- _Requirement_: From the listing below, pull out every line where the string "true" appears.
Segment Start: Record excerpts
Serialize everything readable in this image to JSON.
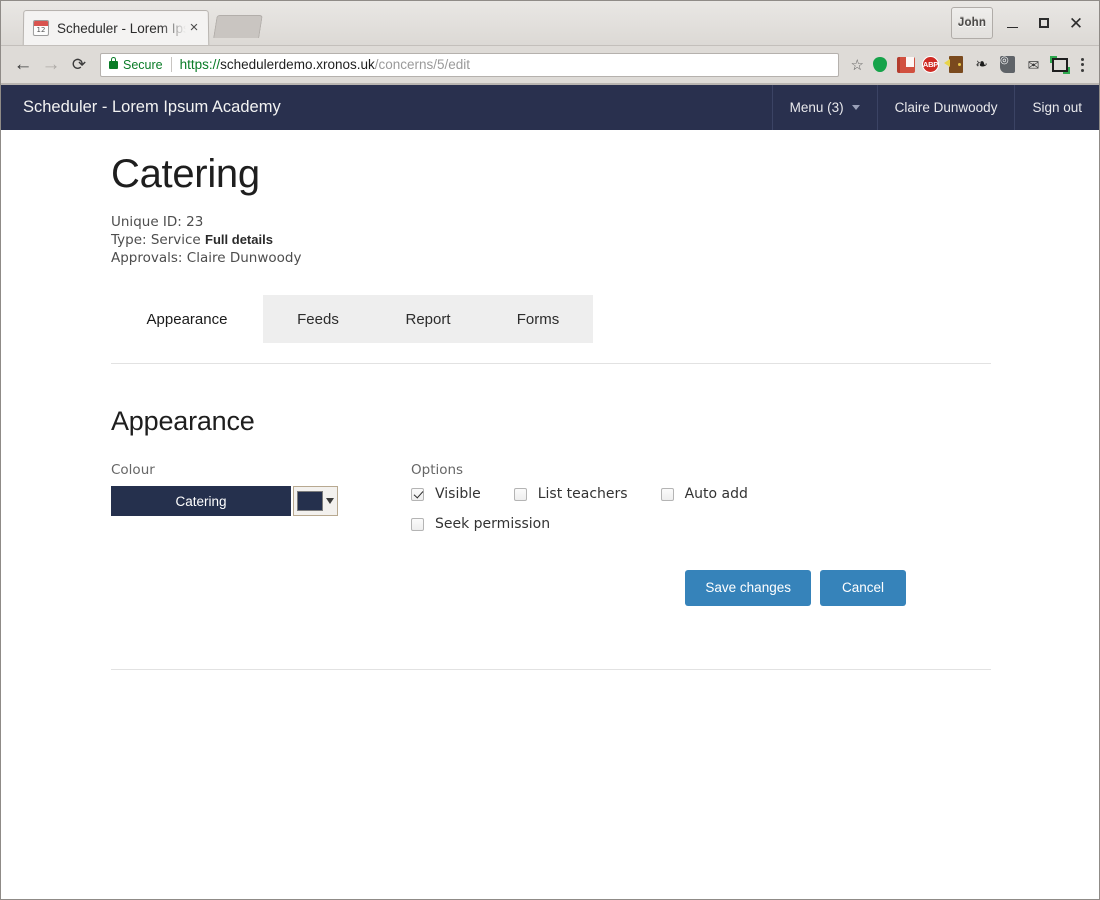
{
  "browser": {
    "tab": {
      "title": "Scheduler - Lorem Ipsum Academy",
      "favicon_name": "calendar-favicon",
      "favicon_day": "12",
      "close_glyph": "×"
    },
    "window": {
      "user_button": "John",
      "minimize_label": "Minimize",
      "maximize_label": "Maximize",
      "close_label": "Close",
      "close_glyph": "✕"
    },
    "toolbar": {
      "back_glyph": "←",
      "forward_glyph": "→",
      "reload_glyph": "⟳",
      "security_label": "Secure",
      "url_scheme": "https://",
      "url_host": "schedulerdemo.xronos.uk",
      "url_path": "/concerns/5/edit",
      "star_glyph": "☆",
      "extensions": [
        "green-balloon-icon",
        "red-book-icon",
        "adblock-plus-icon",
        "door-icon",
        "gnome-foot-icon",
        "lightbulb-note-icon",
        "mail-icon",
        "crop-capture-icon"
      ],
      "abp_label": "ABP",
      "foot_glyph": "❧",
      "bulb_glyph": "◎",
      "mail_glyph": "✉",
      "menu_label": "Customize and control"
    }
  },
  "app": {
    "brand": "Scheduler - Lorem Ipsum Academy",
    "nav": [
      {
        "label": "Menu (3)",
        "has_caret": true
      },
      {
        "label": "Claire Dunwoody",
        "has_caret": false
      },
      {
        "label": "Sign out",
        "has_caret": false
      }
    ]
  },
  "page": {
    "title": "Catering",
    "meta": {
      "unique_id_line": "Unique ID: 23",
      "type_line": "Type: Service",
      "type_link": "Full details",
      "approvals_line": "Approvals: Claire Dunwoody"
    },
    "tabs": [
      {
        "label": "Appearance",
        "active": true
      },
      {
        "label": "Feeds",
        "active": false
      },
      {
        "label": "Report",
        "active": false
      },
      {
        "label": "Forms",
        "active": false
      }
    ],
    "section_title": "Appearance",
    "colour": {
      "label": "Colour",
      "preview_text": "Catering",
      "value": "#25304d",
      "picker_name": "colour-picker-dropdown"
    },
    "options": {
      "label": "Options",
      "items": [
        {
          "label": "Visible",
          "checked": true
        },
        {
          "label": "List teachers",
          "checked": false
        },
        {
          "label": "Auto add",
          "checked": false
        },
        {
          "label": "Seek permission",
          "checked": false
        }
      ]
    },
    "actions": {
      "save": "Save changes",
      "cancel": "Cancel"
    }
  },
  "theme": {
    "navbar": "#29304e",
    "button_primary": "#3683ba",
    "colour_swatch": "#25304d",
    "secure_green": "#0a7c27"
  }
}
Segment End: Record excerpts
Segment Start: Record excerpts
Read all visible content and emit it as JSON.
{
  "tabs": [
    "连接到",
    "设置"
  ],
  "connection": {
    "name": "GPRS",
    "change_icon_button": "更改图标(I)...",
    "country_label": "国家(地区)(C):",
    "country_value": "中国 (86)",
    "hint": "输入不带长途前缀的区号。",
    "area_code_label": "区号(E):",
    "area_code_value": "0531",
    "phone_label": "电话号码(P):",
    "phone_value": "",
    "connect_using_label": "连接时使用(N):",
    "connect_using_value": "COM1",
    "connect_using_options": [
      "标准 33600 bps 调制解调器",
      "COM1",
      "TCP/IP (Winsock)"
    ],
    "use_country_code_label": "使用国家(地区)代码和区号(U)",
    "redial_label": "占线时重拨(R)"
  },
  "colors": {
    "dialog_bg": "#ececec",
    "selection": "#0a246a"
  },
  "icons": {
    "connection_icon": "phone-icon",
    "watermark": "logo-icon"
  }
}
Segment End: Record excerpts
- _Result of the exercise_:
        "has_caret": true
        "active": true
          "checked": true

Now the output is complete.